TASK DIRECTIONS
Each line of the data should be given again exactly.

(Dataset entries)
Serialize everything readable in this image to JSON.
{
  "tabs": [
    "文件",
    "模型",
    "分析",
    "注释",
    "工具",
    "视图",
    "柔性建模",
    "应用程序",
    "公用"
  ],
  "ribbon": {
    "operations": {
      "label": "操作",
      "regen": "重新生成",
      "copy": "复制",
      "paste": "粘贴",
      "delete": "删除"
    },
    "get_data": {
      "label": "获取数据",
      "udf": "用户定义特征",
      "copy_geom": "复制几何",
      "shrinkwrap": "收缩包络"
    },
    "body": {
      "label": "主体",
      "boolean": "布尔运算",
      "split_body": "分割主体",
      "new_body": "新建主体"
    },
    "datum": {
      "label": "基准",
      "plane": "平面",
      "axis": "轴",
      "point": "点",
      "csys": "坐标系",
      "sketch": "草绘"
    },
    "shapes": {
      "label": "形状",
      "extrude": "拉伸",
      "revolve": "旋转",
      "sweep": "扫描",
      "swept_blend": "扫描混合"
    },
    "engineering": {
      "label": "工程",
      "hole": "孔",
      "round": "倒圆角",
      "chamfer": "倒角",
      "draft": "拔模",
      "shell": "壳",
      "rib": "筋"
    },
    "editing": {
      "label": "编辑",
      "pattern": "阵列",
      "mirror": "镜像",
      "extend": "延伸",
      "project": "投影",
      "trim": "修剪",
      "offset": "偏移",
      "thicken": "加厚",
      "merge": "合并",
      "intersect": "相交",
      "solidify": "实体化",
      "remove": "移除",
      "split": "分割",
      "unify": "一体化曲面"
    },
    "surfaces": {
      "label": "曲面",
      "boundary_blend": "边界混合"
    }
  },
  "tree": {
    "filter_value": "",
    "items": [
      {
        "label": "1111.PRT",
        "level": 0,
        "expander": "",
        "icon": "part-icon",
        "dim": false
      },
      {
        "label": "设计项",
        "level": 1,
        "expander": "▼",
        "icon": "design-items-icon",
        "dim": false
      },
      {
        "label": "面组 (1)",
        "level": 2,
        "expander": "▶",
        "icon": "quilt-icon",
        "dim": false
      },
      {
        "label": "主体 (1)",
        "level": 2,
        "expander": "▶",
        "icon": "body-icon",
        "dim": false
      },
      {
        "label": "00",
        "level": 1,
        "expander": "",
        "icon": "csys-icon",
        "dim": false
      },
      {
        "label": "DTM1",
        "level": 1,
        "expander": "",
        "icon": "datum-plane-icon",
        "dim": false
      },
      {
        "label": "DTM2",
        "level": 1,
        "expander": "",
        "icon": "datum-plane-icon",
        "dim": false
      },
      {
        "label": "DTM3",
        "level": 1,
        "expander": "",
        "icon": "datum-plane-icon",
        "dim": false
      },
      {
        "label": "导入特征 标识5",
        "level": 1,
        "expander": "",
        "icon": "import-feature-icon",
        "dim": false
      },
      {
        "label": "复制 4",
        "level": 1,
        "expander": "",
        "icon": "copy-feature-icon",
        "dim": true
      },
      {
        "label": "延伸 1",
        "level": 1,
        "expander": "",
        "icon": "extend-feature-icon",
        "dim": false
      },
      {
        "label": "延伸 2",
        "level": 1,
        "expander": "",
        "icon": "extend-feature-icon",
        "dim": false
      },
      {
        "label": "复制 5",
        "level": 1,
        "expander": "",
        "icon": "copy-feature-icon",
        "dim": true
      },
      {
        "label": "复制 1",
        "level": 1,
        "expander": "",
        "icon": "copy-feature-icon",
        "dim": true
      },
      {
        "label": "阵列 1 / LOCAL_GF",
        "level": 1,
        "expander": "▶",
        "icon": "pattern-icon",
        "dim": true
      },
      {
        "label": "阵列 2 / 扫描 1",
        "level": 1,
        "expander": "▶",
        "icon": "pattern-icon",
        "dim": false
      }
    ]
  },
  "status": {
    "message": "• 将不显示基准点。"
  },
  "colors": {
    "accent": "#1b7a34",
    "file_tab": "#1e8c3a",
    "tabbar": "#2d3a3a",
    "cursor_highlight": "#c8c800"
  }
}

RESPONSE
Serialize everything readable in this image to JSON.
{
  "tabs": [
    "文件",
    "模型",
    "分析",
    "注释",
    "工具",
    "视图",
    "柔性建模",
    "应用程序",
    "公用"
  ],
  "ribbon": {
    "operations": {
      "label": "操作",
      "regen": "重新生成",
      "copy": "复制",
      "paste": "粘贴",
      "delete": "删除"
    },
    "get_data": {
      "label": "获取数据",
      "udf": "用户定义特征",
      "copy_geom": "复制几何",
      "shrinkwrap": "收缩包络"
    },
    "body": {
      "label": "主体",
      "boolean": "布尔运算",
      "split_body": "分割主体",
      "new_body": "新建主体"
    },
    "datum": {
      "label": "基准",
      "plane": "平面",
      "axis": "轴",
      "point": "点",
      "csys": "坐标系",
      "sketch": "草绘"
    },
    "shapes": {
      "label": "形状",
      "extrude": "拉伸",
      "revolve": "旋转",
      "sweep": "扫描",
      "swept_blend": "扫描混合"
    },
    "engineering": {
      "label": "工程",
      "hole": "孔",
      "round": "倒圆角",
      "chamfer": "倒角",
      "draft": "拔模",
      "shell": "壳",
      "rib": "筋"
    },
    "editing": {
      "label": "编辑",
      "pattern": "阵列",
      "mirror": "镜像",
      "extend": "延伸",
      "project": "投影",
      "trim": "修剪",
      "offset": "偏移",
      "thicken": "加厚",
      "merge": "合并",
      "intersect": "相交",
      "solidify": "实体化",
      "remove": "移除",
      "split": "分割",
      "unify": "一体化曲面"
    },
    "surfaces": {
      "label": "曲面",
      "boundary_blend": "边界混合"
    }
  },
  "tree": {
    "filter_value": "",
    "items": [
      {
        "label": "1111.PRT",
        "level": 0,
        "expander": "",
        "icon": "part-icon",
        "dim": false
      },
      {
        "label": "设计项",
        "level": 1,
        "expander": "▼",
        "icon": "design-items-icon",
        "dim": false
      },
      {
        "label": "面组 (1)",
        "level": 2,
        "expander": "▶",
        "icon": "quilt-icon",
        "dim": false
      },
      {
        "label": "主体 (1)",
        "level": 2,
        "expander": "▶",
        "icon": "body-icon",
        "dim": false
      },
      {
        "label": "00",
        "level": 1,
        "expander": "",
        "icon": "csys-icon",
        "dim": false
      },
      {
        "label": "DTM1",
        "level": 1,
        "expander": "",
        "icon": "datum-plane-icon",
        "dim": false
      },
      {
        "label": "DTM2",
        "level": 1,
        "expander": "",
        "icon": "datum-plane-icon",
        "dim": false
      },
      {
        "label": "DTM3",
        "level": 1,
        "expander": "",
        "icon": "datum-plane-icon",
        "dim": false
      },
      {
        "label": "导入特征 标识5",
        "level": 1,
        "expander": "",
        "icon": "import-feature-icon",
        "dim": false
      },
      {
        "label": "复制 4",
        "level": 1,
        "expander": "",
        "icon": "copy-feature-icon",
        "dim": true
      },
      {
        "label": "延伸 1",
        "level": 1,
        "expander": "",
        "icon": "extend-feature-icon",
        "dim": false
      },
      {
        "label": "延伸 2",
        "level": 1,
        "expander": "",
        "icon": "extend-feature-icon",
        "dim": false
      },
      {
        "label": "复制 5",
        "level": 1,
        "expander": "",
        "icon": "copy-feature-icon",
        "dim": true
      },
      {
        "label": "复制 1",
        "level": 1,
        "expander": "",
        "icon": "copy-feature-icon",
        "dim": true
      },
      {
        "label": "阵列 1 / LOCAL_GF",
        "level": 1,
        "expander": "▶",
        "icon": "pattern-icon",
        "dim": true
      },
      {
        "label": "阵列 2 / 扫描 1",
        "level": 1,
        "expander": "▶",
        "icon": "pattern-icon",
        "dim": false
      }
    ]
  },
  "status": {
    "message": "• 将不显示基准点。"
  },
  "colors": {
    "accent": "#1b7a34",
    "file_tab": "#1e8c3a",
    "tabbar": "#2d3a3a",
    "cursor_highlight": "#c8c800"
  }
}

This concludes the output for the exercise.